:: Exercise data ::
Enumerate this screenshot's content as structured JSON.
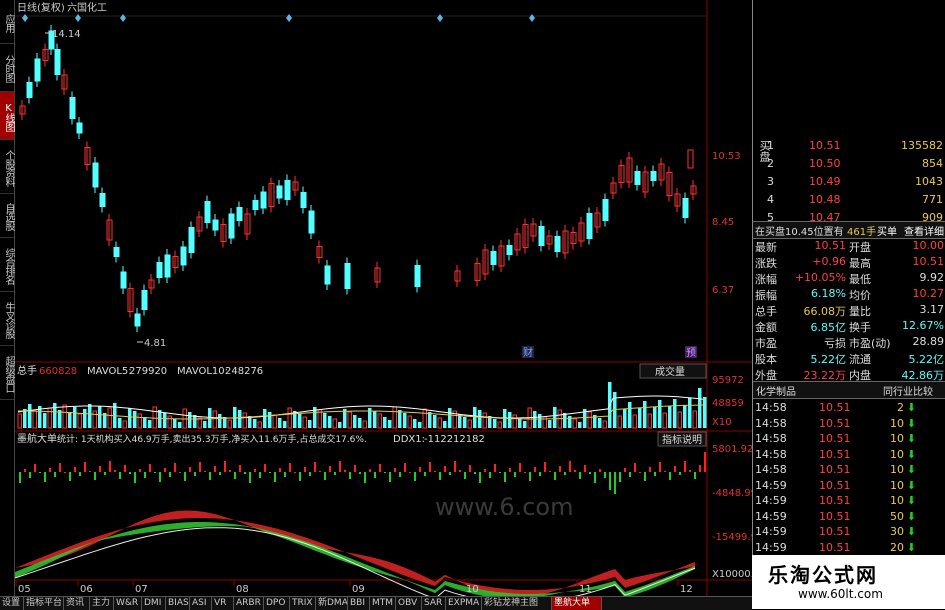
{
  "sidebar": [
    {
      "label": "应用",
      "active": false
    },
    {
      "label": "分时图",
      "active": false
    },
    {
      "label": "K线图",
      "active": true
    },
    {
      "label": "个股资料",
      "active": false
    },
    {
      "label": "自选股",
      "active": false
    },
    {
      "label": "综合排名",
      "active": false
    },
    {
      "label": "牛叉诊股",
      "active": false
    },
    {
      "label": "超级盘口",
      "active": false
    }
  ],
  "kline": {
    "title": "日线(复权)",
    "stock_name": "六国化工",
    "high_label": "14.14",
    "low_label": "4.81",
    "price_axis": [
      "10.53",
      "8.45",
      "6.37"
    ],
    "markers": [
      "财",
      "预"
    ]
  },
  "volume": {
    "label": "总手",
    "value": "660828",
    "ma5_label": "MAVOL5:",
    "ma5": "279920",
    "ma10_label": "MAVOL10:",
    "ma10": "248276",
    "dropdown": "成交量",
    "axis": [
      "95972",
      "48859",
      "X10"
    ]
  },
  "indicator": {
    "name": "墨航大单",
    "stats": "统计: 1天机构买入46.9万手,卖出35.3万手,净买入11.6万手,占总成交17.6%.",
    "ddx_label": "DDX1:",
    "ddx_value": "-112212182",
    "button": "指标说明",
    "axis": [
      "5801.92",
      "-4848.99",
      "-15499.9",
      "X10000.0"
    ],
    "watermark": "www.6.com"
  },
  "x_axis": [
    "05",
    "06",
    "07",
    "08",
    "09",
    "10",
    "11",
    "12"
  ],
  "bottom_tabs": [
    "设置",
    "指标平台",
    "资讯",
    "主力",
    "W&R",
    "DMI",
    "BIAS",
    "ASI",
    "VR",
    "ARBR",
    "DPO",
    "TRIX",
    "新DMA",
    "BBI",
    "MTM",
    "OBV",
    "SAR",
    "EXPMA",
    "彩钻龙神主图",
    "墨航大单"
  ],
  "bid_book": {
    "side_label": "买盘",
    "rows": [
      {
        "level": "1",
        "price": "10.51",
        "volume": "135582"
      },
      {
        "level": "2",
        "price": "10.50",
        "volume": "854"
      },
      {
        "level": "3",
        "price": "10.49",
        "volume": "1043"
      },
      {
        "level": "4",
        "price": "10.48",
        "volume": "771"
      },
      {
        "level": "5",
        "price": "10.47",
        "volume": "909"
      }
    ]
  },
  "queue": {
    "text": "在买盘10.45位置有",
    "count": "461手",
    "button1": "买单",
    "button2": "查看详细"
  },
  "quote": [
    {
      "l1": "最新",
      "v1": "10.51",
      "l2": "开盘",
      "v2": "10.00"
    },
    {
      "l1": "涨跌",
      "v1": "+0.96",
      "l2": "最高",
      "v2": "10.51"
    },
    {
      "l1": "涨幅",
      "v1": "+10.05%",
      "l2": "最低",
      "v2": "9.92"
    },
    {
      "l1": "振幅",
      "v1": "6.18%",
      "l2": "均价",
      "v2": "10.27"
    },
    {
      "l1": "总手",
      "v1": "66.08万",
      "l2": "量比",
      "v2": "3.17"
    },
    {
      "l1": "金额",
      "v1": "6.85亿",
      "l2": "换手",
      "v2": "12.67%"
    },
    {
      "l1": "市盈",
      "v1": "亏损",
      "l2": "市盈(动)",
      "v2": "28.89"
    },
    {
      "l1": "股本",
      "v1": "5.22亿",
      "l2": "流通",
      "v2": "5.22亿"
    },
    {
      "l1": "外盘",
      "v1": "23.22万",
      "l2": "内盘",
      "v2": "42.86万"
    }
  ],
  "industry": {
    "tab1": "化学制品",
    "tab2": "同行业比较"
  },
  "ticks": [
    {
      "time": "14:58",
      "price": "10.51",
      "vol": "2"
    },
    {
      "time": "14:58",
      "price": "10.51",
      "vol": "10"
    },
    {
      "time": "14:58",
      "price": "10.51",
      "vol": "10"
    },
    {
      "time": "14:58",
      "price": "10.51",
      "vol": "10"
    },
    {
      "time": "14:58",
      "price": "10.51",
      "vol": "10"
    },
    {
      "time": "14:59",
      "price": "10.51",
      "vol": "10"
    },
    {
      "time": "14:59",
      "price": "10.51",
      "vol": "10"
    },
    {
      "time": "14:59",
      "price": "10.51",
      "vol": "50"
    },
    {
      "time": "14:59",
      "price": "10.51",
      "vol": "30"
    },
    {
      "time": "14:59",
      "price": "10.51",
      "vol": "20"
    }
  ],
  "brand": {
    "name": "乐淘公式网",
    "url": "www.60lt.com"
  }
}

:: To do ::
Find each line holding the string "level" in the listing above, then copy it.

:: Expected answer ::
        "level": "1",
        "level": "2",
        "level": "3",
        "level": "4",
        "level": "5",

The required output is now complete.